>>>

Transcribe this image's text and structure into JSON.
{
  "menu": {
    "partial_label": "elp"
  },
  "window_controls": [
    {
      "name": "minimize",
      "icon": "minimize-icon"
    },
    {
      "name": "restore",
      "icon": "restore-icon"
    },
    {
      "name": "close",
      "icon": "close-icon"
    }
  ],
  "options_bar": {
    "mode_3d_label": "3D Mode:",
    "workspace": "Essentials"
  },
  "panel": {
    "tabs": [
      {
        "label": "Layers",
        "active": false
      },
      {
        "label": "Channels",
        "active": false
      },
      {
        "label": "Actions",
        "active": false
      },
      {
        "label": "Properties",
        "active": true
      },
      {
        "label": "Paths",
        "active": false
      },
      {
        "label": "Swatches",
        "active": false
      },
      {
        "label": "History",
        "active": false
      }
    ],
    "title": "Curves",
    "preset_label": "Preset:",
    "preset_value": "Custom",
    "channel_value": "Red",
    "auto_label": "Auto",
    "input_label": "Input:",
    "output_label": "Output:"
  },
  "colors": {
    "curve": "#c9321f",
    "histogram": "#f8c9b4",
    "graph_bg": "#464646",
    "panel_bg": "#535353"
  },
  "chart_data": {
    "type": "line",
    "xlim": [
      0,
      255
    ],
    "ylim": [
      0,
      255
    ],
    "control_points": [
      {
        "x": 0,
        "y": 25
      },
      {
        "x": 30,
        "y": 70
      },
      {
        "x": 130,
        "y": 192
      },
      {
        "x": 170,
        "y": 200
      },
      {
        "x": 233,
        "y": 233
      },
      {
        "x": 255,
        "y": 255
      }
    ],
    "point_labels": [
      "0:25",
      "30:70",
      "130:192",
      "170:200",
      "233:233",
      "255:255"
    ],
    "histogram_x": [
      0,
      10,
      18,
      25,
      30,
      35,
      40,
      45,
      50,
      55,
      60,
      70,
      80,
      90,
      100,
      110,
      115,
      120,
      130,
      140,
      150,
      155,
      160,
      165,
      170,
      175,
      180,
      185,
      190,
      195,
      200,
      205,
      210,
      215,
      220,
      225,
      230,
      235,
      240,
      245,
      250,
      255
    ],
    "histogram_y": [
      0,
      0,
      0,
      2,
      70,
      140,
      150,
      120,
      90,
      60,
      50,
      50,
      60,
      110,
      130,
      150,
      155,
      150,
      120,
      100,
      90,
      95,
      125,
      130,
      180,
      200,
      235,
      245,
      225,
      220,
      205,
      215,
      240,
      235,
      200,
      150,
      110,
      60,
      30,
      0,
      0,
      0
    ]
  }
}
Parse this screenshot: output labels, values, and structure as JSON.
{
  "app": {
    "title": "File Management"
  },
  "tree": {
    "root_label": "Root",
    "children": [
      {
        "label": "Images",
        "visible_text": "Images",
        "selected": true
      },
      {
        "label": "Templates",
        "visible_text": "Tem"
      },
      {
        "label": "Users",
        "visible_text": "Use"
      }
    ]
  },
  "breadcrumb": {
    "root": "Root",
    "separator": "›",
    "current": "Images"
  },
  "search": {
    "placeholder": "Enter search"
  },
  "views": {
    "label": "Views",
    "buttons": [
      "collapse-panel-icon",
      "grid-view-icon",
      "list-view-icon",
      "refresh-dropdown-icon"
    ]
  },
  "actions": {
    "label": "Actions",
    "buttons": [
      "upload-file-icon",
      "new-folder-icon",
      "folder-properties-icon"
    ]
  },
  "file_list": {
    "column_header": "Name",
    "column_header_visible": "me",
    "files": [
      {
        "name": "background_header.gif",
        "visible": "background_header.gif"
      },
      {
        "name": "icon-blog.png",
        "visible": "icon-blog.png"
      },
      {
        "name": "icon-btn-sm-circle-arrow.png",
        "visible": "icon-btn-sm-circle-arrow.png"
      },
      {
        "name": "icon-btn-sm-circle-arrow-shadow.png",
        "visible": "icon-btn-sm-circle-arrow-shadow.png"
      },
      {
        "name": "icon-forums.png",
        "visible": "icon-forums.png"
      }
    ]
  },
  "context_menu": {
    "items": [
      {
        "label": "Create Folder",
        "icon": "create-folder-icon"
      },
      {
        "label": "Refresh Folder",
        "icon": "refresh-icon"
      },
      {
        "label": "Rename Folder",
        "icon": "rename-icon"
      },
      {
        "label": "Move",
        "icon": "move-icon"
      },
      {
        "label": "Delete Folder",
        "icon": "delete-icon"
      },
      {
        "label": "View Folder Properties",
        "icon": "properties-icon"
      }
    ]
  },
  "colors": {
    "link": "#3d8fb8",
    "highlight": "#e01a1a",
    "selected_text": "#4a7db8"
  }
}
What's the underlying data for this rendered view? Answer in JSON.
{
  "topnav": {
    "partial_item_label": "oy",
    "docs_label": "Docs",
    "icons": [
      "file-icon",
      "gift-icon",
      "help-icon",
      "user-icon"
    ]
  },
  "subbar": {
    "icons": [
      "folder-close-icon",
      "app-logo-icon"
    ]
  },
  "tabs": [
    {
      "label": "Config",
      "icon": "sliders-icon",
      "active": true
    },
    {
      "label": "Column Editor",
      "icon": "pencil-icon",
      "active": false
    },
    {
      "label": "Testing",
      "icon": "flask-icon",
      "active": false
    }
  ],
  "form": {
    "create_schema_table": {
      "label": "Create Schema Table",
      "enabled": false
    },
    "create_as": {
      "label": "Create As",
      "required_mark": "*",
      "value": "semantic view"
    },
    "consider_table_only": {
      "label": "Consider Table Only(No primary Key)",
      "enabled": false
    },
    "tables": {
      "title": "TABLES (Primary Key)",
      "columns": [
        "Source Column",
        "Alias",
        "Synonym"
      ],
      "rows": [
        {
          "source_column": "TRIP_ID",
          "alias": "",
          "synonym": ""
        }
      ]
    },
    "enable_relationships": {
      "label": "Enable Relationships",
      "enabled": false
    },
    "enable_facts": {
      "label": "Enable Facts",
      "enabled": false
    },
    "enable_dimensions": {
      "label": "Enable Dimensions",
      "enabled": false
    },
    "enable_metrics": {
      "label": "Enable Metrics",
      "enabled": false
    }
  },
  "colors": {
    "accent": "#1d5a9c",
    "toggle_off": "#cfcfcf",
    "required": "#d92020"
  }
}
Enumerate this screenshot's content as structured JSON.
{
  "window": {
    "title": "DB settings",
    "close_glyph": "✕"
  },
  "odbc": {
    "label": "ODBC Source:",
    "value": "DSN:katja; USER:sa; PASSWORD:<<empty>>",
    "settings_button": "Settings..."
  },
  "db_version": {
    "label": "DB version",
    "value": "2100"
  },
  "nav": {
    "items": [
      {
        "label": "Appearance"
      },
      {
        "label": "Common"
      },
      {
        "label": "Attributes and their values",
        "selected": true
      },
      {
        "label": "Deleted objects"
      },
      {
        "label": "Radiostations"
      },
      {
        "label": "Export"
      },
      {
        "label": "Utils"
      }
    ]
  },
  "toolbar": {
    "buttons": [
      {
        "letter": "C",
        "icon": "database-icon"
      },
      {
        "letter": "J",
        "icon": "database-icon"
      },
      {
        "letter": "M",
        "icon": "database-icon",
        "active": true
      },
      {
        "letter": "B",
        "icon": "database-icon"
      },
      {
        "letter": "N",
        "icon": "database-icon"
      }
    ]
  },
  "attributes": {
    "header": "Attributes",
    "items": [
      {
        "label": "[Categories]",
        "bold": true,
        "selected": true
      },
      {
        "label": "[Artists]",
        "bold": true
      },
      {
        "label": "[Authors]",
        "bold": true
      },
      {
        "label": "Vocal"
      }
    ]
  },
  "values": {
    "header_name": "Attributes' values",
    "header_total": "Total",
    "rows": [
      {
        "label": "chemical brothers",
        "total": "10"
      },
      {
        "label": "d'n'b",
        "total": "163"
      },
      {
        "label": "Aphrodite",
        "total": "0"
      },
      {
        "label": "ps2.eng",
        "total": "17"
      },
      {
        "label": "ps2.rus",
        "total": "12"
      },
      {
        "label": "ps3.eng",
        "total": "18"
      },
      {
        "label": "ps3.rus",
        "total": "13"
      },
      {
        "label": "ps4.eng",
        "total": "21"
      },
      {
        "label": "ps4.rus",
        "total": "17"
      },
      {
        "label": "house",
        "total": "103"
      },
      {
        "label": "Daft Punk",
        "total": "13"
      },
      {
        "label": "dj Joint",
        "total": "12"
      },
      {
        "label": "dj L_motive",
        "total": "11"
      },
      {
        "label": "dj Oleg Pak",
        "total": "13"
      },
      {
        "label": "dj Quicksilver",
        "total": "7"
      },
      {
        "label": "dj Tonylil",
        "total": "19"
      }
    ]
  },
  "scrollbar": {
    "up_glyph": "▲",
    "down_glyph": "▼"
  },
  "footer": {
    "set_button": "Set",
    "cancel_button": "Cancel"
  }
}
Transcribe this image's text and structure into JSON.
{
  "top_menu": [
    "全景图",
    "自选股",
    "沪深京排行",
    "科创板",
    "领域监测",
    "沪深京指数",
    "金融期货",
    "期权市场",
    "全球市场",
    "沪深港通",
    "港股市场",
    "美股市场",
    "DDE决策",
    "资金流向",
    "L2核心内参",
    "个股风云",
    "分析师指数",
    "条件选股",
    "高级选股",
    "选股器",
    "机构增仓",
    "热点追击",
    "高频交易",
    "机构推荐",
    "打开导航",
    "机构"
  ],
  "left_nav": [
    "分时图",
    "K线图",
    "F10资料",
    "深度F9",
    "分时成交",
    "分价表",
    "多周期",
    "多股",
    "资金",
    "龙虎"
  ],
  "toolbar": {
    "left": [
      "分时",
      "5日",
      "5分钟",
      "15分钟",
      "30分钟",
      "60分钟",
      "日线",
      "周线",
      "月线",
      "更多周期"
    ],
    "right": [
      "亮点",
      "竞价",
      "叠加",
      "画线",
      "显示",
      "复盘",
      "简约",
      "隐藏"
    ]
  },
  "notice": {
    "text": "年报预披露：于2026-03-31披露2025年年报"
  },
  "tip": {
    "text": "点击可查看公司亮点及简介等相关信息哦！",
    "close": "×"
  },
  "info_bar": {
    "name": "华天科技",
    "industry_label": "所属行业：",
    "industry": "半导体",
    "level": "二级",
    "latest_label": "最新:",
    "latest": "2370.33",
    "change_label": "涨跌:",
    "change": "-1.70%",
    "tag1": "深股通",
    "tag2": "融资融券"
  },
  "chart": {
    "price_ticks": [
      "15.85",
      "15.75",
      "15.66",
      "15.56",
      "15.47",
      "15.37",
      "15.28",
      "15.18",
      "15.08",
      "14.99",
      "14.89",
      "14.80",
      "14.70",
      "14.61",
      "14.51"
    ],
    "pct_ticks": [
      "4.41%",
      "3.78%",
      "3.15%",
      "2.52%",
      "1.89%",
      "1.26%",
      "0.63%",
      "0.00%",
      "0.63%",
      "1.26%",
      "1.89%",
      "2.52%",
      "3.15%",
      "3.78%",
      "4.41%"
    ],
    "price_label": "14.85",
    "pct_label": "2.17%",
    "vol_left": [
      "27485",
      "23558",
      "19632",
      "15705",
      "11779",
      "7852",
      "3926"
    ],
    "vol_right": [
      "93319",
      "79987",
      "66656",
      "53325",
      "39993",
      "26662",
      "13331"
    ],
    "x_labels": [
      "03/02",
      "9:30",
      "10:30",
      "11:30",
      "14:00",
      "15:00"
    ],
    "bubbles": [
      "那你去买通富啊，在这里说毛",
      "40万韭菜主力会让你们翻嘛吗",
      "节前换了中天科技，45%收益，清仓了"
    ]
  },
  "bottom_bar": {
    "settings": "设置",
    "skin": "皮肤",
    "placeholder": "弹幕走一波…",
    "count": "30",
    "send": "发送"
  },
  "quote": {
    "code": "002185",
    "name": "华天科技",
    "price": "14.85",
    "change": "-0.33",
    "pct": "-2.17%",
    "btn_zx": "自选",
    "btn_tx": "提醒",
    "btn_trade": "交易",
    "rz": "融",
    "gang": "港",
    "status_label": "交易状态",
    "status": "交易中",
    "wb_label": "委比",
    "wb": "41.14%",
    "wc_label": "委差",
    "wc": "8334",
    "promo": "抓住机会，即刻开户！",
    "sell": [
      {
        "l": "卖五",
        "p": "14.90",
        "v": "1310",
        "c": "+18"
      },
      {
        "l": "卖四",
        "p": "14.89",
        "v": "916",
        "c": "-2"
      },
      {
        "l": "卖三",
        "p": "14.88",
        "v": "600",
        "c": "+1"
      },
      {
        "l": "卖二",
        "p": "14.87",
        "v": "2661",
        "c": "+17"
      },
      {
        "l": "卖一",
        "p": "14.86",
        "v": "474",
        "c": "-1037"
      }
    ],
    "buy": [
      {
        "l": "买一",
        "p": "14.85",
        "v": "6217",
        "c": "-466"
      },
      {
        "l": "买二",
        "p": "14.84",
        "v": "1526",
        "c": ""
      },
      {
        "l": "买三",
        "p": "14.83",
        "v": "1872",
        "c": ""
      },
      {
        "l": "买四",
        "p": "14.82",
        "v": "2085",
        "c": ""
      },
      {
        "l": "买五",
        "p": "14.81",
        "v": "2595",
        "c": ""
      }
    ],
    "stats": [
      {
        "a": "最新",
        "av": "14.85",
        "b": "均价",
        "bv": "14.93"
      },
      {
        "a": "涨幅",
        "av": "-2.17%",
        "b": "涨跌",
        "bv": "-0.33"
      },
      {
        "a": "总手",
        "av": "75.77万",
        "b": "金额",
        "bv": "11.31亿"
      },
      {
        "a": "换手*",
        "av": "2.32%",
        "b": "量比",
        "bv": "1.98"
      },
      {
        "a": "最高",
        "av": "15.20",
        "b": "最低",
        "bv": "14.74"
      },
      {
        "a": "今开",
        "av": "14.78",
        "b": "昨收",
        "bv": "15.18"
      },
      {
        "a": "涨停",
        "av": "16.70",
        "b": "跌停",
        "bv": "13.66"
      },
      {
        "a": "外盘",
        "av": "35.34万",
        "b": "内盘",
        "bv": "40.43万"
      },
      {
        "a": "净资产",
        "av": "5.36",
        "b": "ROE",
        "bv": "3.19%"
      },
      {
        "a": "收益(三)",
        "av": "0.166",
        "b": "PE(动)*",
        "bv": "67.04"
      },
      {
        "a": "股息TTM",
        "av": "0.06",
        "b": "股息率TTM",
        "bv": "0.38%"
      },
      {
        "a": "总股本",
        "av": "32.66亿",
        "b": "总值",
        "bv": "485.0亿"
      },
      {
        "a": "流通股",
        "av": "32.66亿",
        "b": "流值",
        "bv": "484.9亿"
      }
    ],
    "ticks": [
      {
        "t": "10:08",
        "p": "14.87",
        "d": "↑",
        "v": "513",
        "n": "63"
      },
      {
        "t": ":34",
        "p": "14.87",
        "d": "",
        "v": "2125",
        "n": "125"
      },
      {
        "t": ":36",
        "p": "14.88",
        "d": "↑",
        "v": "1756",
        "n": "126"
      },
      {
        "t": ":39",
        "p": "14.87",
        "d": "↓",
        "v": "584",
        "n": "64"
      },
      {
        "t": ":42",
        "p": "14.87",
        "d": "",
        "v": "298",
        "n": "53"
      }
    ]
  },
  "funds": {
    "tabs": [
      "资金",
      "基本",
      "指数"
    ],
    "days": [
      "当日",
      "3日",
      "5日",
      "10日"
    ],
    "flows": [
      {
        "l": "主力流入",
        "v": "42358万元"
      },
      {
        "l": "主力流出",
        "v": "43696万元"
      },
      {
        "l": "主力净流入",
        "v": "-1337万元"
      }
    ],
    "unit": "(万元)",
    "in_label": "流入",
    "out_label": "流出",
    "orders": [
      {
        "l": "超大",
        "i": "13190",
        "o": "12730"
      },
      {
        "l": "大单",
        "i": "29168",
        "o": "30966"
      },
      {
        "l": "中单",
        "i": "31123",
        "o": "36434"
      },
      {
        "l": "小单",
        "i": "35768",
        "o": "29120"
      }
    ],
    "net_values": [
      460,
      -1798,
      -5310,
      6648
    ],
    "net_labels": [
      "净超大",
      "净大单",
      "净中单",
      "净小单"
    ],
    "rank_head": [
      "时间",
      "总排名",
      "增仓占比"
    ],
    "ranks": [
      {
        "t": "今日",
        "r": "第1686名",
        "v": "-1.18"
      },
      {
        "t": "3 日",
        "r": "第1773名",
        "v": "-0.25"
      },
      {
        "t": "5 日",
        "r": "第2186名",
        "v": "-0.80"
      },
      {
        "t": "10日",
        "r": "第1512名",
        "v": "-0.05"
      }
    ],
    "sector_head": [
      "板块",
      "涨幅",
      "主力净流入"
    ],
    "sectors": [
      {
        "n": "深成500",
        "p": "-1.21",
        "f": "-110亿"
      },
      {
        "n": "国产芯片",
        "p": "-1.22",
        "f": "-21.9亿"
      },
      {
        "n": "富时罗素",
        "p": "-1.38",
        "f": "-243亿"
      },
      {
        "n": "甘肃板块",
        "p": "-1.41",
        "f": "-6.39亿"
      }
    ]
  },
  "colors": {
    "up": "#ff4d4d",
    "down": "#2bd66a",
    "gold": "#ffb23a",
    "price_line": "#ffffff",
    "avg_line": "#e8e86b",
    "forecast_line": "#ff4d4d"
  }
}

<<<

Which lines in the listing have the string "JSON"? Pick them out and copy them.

◆ **Answer to the problem**
Transcribe this image's text and structure into JSON.
Parse this screenshot: output labels, values, and structure as JSON.
What's the underlying data for this rendered view? Answer in JSON.
Enumerate this screenshot's content as structured JSON.
Transcribe this image's text and structure into JSON.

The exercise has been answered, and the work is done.